▶ What is expected:
From the data below, copy each line that includes the word "quis".

**** Supplied material ****

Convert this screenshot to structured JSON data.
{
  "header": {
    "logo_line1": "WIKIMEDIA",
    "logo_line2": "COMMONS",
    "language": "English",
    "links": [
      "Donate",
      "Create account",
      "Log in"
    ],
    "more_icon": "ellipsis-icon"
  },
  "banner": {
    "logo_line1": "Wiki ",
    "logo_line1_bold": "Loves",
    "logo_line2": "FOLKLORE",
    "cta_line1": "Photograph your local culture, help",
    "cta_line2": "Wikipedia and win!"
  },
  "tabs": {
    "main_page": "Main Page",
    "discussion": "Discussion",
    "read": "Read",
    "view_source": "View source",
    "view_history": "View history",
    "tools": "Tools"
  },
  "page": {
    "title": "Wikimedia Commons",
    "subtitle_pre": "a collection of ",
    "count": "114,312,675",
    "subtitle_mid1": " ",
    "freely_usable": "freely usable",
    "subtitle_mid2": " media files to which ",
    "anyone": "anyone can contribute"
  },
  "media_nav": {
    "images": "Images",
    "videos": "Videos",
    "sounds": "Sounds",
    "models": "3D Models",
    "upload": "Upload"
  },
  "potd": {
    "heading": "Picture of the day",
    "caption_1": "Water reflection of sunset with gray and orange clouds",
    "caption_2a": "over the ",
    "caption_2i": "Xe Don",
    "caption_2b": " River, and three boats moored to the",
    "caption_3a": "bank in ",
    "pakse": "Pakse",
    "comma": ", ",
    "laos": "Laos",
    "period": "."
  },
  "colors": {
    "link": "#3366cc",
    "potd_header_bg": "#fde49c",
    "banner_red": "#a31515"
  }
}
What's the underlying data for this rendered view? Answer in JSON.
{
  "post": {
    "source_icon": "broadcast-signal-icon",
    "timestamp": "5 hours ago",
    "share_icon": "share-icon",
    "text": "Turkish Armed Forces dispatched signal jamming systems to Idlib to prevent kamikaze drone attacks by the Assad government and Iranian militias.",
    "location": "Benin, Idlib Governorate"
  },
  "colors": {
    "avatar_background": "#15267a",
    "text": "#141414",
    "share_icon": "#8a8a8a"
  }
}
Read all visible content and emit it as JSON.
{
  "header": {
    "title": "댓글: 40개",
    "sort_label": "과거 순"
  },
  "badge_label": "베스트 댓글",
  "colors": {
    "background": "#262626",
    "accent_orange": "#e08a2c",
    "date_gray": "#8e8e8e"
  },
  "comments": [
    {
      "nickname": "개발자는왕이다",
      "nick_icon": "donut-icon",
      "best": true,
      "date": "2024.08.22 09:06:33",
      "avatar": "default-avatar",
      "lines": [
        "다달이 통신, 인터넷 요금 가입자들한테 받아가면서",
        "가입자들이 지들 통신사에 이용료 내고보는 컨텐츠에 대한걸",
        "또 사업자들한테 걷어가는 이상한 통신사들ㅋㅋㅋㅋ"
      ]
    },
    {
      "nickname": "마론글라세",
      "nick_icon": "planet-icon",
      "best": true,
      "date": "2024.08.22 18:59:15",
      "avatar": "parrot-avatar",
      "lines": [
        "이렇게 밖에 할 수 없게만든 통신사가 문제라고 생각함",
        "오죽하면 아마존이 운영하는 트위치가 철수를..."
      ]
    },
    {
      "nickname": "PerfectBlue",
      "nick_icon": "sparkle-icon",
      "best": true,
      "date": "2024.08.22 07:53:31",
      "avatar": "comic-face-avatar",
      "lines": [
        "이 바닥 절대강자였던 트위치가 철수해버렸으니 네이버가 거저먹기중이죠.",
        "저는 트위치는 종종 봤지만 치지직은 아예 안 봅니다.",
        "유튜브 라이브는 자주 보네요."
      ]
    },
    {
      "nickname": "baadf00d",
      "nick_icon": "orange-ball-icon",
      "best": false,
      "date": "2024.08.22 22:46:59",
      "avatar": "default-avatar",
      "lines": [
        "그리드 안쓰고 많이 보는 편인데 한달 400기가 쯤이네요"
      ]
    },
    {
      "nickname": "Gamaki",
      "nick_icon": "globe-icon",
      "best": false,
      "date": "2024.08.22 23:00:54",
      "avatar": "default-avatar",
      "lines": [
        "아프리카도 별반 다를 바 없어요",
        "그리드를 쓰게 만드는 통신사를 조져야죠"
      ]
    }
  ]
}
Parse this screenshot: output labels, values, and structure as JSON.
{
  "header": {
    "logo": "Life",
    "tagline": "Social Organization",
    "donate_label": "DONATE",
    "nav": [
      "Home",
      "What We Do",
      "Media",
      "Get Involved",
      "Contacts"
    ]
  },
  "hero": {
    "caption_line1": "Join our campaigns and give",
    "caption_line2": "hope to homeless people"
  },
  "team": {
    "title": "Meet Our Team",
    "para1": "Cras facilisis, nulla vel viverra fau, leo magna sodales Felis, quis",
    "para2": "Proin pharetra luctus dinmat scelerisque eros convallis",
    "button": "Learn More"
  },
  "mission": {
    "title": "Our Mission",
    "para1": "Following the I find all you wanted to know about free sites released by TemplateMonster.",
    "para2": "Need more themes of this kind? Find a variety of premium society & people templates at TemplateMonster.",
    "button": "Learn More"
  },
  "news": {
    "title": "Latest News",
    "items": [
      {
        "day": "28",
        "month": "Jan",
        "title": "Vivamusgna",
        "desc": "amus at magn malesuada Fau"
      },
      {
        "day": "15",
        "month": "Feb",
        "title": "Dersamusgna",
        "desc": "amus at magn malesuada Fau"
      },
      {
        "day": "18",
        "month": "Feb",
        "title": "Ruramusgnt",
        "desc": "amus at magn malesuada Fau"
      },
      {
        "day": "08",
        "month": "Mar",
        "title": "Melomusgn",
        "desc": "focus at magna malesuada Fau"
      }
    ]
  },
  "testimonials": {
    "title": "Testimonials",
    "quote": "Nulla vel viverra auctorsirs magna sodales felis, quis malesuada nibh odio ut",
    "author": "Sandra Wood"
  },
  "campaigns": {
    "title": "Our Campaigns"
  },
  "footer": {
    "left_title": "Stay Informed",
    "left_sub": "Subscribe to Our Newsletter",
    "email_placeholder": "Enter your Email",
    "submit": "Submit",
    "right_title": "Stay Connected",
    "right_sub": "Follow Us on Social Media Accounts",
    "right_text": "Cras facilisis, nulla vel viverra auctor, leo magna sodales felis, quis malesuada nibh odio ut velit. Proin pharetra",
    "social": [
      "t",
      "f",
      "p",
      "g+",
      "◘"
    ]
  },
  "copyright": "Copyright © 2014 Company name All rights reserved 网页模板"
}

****

▶ Written response:
    "para1": "Cras facilisis, nulla vel viverra fau, leo magna sodales Felis, quis",
    "quote": "Nulla vel viverra auctorsirs magna sodales felis, quis malesuada nibh odio ut",
    "right_text": "Cras facilisis, nulla vel viverra auctor, leo magna sodales felis, quis malesuada nibh odio ut velit. Proin pharetra",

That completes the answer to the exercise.